On a cheerier note, Keith and I used our cute new dessert plates the other night. The shortcake was delicious.
Thursday, April 17, 2008
Actually, I have had some good times today. Always friendly neighbor Amy had me over for birthday lattes, and nice clinic staff rushed out over lunch and bought me a last minute cake. The biggest highlight today, though, was when I went shopping in B.B. and I was actually successful in finding some stuff I need. I went to the library and found a not from the 1970s green home and garden makeover book (yippee!), and I found out that my beloved garden center sells all the supplies I will need to build a patio (Yay!). I also bought mattresses for our new trundle daybed. Those of you who can drive a few blocks to a Home Depot and Target and fill all your domestic desires may not appreciate that, but trust me, it was exciting!
Also, I've gotten lots of stellar gifts. I got a fancy dutch oven, and cute apron to wear while using said oven, and a cookbook. I'm sensing a theme here.
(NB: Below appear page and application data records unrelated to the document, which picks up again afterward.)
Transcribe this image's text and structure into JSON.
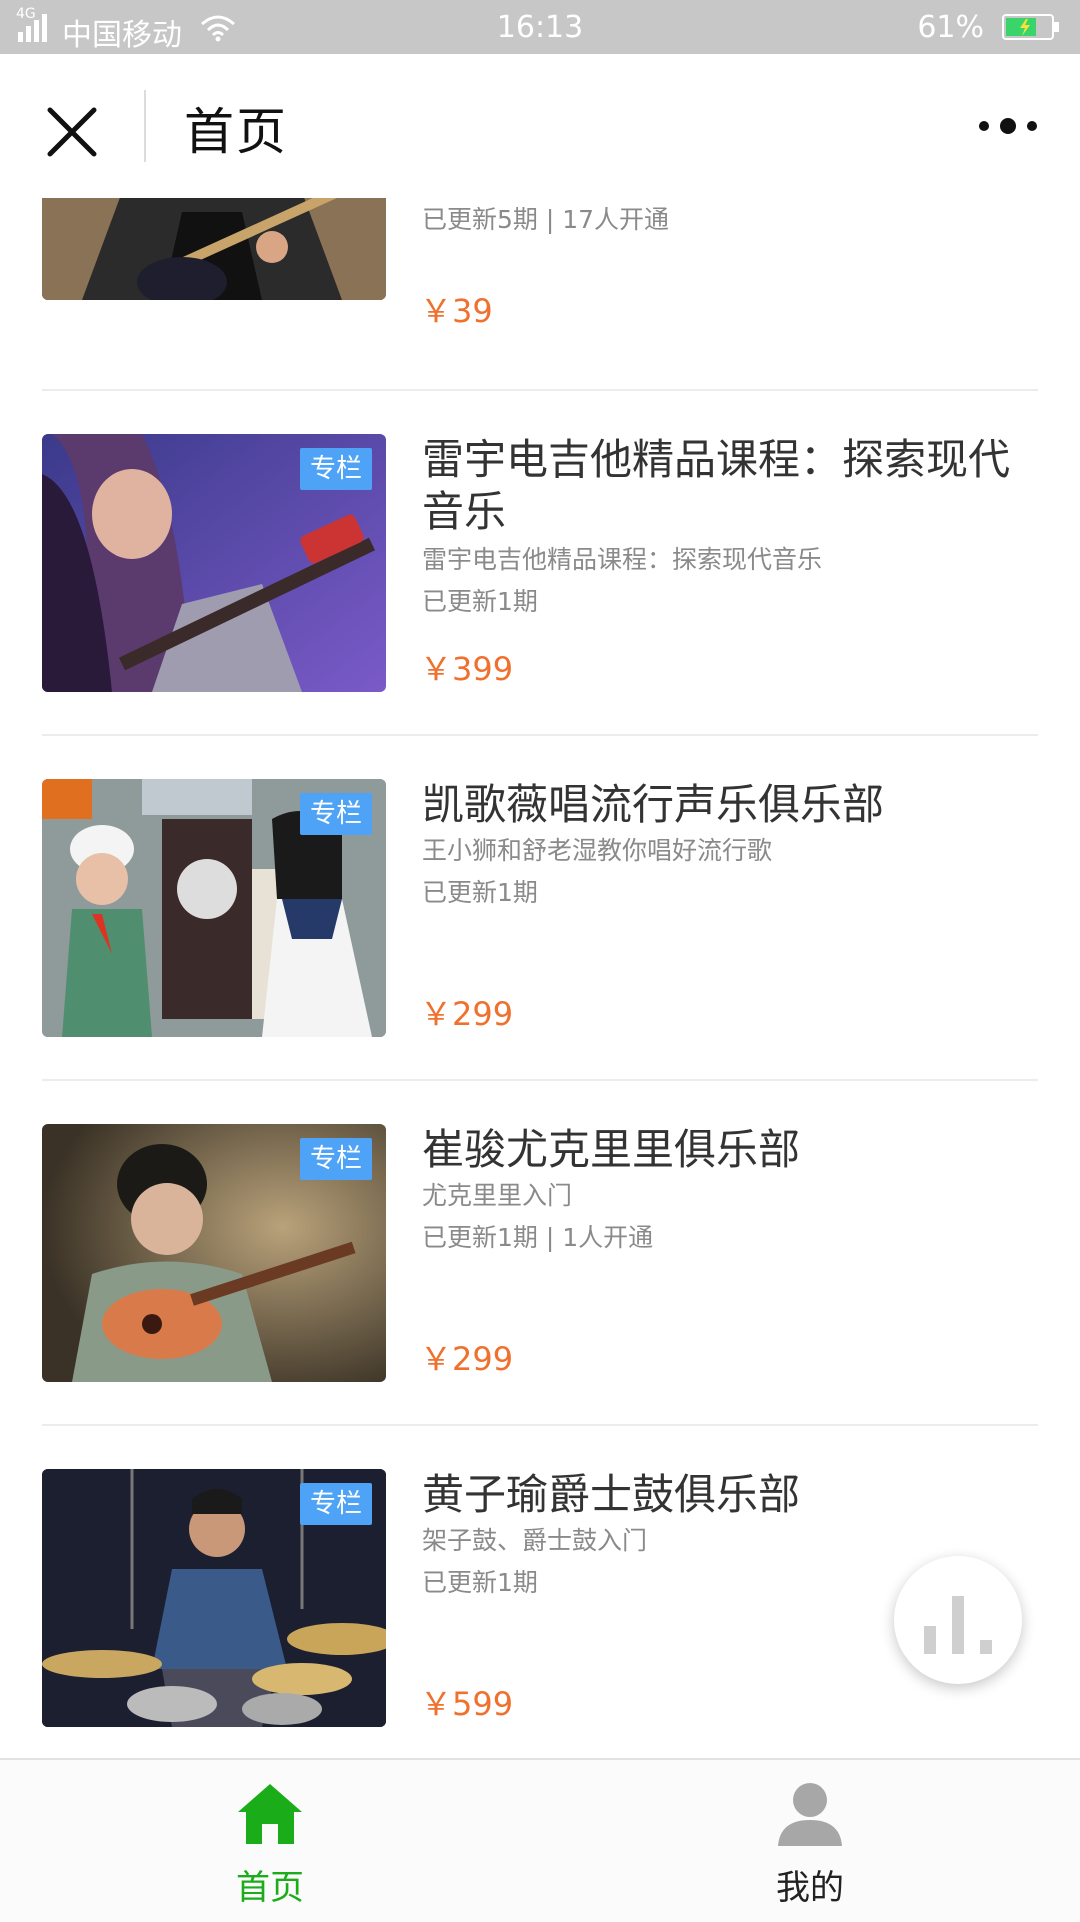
{
  "status_bar": {
    "network": "4G",
    "carrier": "中国移动",
    "time": "16:13",
    "battery": "61%"
  },
  "header": {
    "title": "首页",
    "close_icon": "close-icon",
    "more_icon": "more-icon"
  },
  "courses": [
    {
      "title": "",
      "subtitle": "",
      "meta": "已更新5期 | 17人开通",
      "price": "￥39",
      "badge": ""
    },
    {
      "title": "雷宇电吉他精品课程：探索现代音乐",
      "subtitle": "雷宇电吉他精品课程：探索现代音乐",
      "meta": "已更新1期",
      "price": "￥399",
      "badge": "专栏"
    },
    {
      "title": "凯歌薇唱流行声乐俱乐部",
      "subtitle": "王小狮和舒老湿教你唱好流行歌",
      "meta": "已更新1期",
      "price": "￥299",
      "badge": "专栏"
    },
    {
      "title": "崔骏尤克里里俱乐部",
      "subtitle": "尤克里里入门",
      "meta": "已更新1期 | 1人开通",
      "price": "￥299",
      "badge": "专栏"
    },
    {
      "title": "黄子瑜爵士鼓俱乐部",
      "subtitle": "架子鼓、爵士鼓入门",
      "meta": "已更新1期",
      "price": "￥599",
      "badge": "专栏"
    }
  ],
  "fab": {
    "icon": "bar-chart-icon"
  },
  "tabs": [
    {
      "label": "首页",
      "icon": "home-icon",
      "active": true
    },
    {
      "label": "我的",
      "icon": "user-icon",
      "active": false
    }
  ],
  "colors": {
    "accent_green": "#1aad19",
    "price_orange": "#f0702e",
    "badge_blue": "#4fa3f7",
    "status_bar": "#c7c7c7"
  }
}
The 17 year old Shaleah would be rolling her eyes in disgust if she could see 32 yo Shaleah raking in a bunch of cooking stuff, but 32 yo Shaleah seems to like it. I also got a lovely assortment of coffees and hot chocolate which I have been enjoying all week (thanks mom!).
Friday, April 11, 2008
We had been expecting a visit from members of the Gautreaux family this weekend, but perhaps that will not happen after all.
In other sad ironies, Keith and I finally upgraded our television only to find we couldn't get the big game (or any channels for that matter). This is how we watched it instead.
Not much else new going on here. I am starting to deliver a few babies, which is always fun. And I continue to make small, slow improvements to our home decor. It looks as though flying will never be a part of my future since the one instructor in B.B. has left town. Instead I am seeking out more domestic hobbies like gardening, interior design, and shopping for a myriad of baby showers.
Friday, March 28, 2008
Here are some pictures from our vacation this week. For the most part the fun-having was done during the first few days. For Keith and I, the second half of the week has been spent sitting in a large, overly air-conditioned auditorium for nearly 10 hours straight listening to people talk about various medical topics. The talk on pap smear updates was good, the one on aerospace medicine, not so practical. Truth be told, I love a good CME. I love sitting around and drinking coffee while soaking in what really smart people have to say about the studies I've been reading all year. I love pontificating about various medical practices. It's amazing how much difference in opinion and practice style there is between various clinics and communities. Keith thought I was crazy when I was actually more excited to go the the conference than I was about sight seeing or sitting by the pool. Anyway, enjoy the pics from our "Kat almost died hike", as well as our trip to the botanical gardens. More pics will eventually be available on Flickr as usual.